During the course of the grant year, the Greenhouse Interns collectively spent over 850 hours conducting research projects (topics included pollinator abundance, companion planting between native plants and food plants, and native plant seed germination rates). Students in the Restoration Leader program collectively spent over 400 hours preparing for and implementing habitat restoration activities throughout the Ballona Creek Watershed. For the third consecutive year, Baldwin Hills Academy students have been an integral part of invasive plant management at the Venice Beach nesting site of the endangered California Least Tern. Together, they helped clear invasive plants and trash from almost 18 acres of coastal habitat.
This year, one of the most successful aspects of the program was its new mentoring component. Members of the Greenhouse Intern and Restoration Leader programs mentored elementary school students from two nearby schools, writing and implementing environmental curricula. It proved to be a deeply challenging and worthwhile experience for the high school students, and the younger students clearly responded to the “coolness” factor that the high school students brought.
Overall, Los Angeles has an exemplary program for engaging urban teens and kids in environmental restoration and learning. They’ve learned a few key lessons through their work:
First, they make sure that all activities that students are involved in are hands-on, science-based, resume-building experiences. Second, their high school participants receive stipends for their work in the program—an essential component to getting the students involved as it (a) provides L.A. Audubon with committed students with a relatively high level of training in restoration and volunteer leadership, (2) indicates to the students that their efforts, and habitat restoration in general, are worth a monetary investment, and (3) demonstrates to the students’ peers, parents, and local community that environmental work is worth a monetary investment. L.A. Audubon believes the fact that students consider the program a job has very likely contributed to the high returning rate they’ve had, as well as the fact that each year they get more students interested in participating in the program. Of the 13 students eligible to reapply for the 2011-2012 school year (that is, those not yet finished with high school), only one student chose not to reapply.

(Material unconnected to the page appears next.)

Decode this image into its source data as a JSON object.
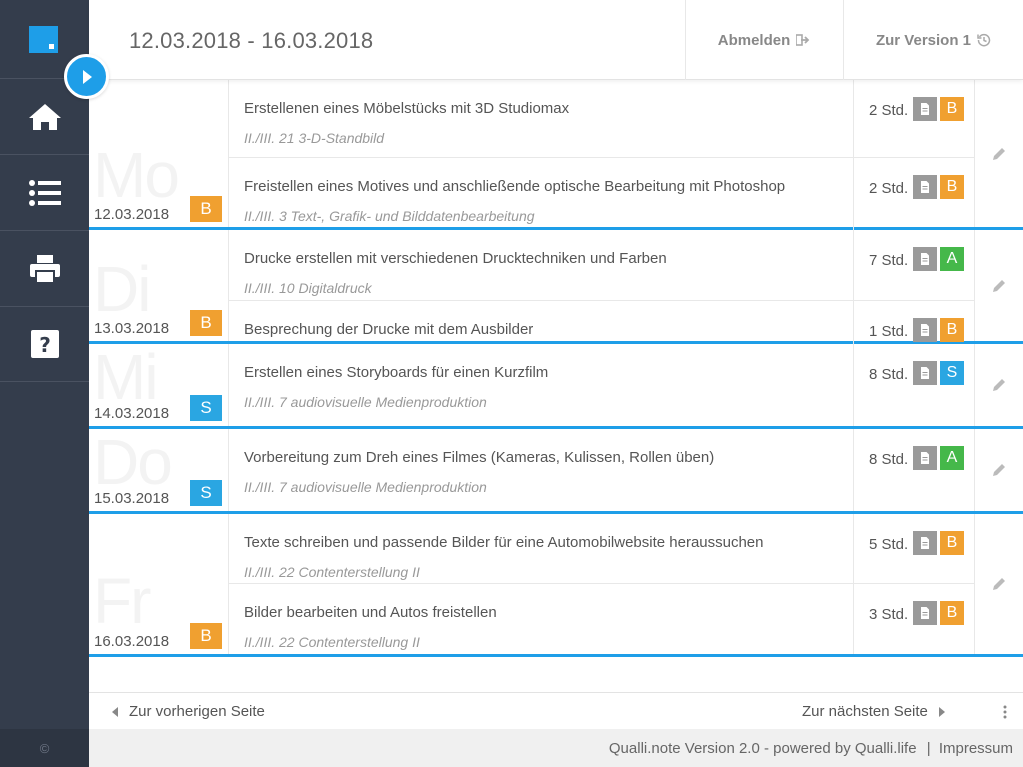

The students themselves are remarkable. Take Jessica Sosa, who participated for a second year of the Greenhouse Intern program this year, completing two consecutive years of research on companion planting between native and food plants. In the spring of 2011, Jessica was one of only ten high school students nation-wide to receive a grant from Planet Connect, a program offering grants to high school students proposing projects that support wildlife in their community. This grant allowed her to apply the knowledge she acquired through the Greenhouse Internship toward developing and implementing outreach curricula at an on-campus garden supporting both native plants and food plants. She will be entering her third year as a Greenhouse Intern, where she will continue her research and conduct similarly themed outreach at her campus and at an elementary school campus.
TogetherGreen has been delighted to support this innovative program. It’s changing lives and restoring vital habitat in Los Angeles. We hope it will become a model for community-based conservation everywhere.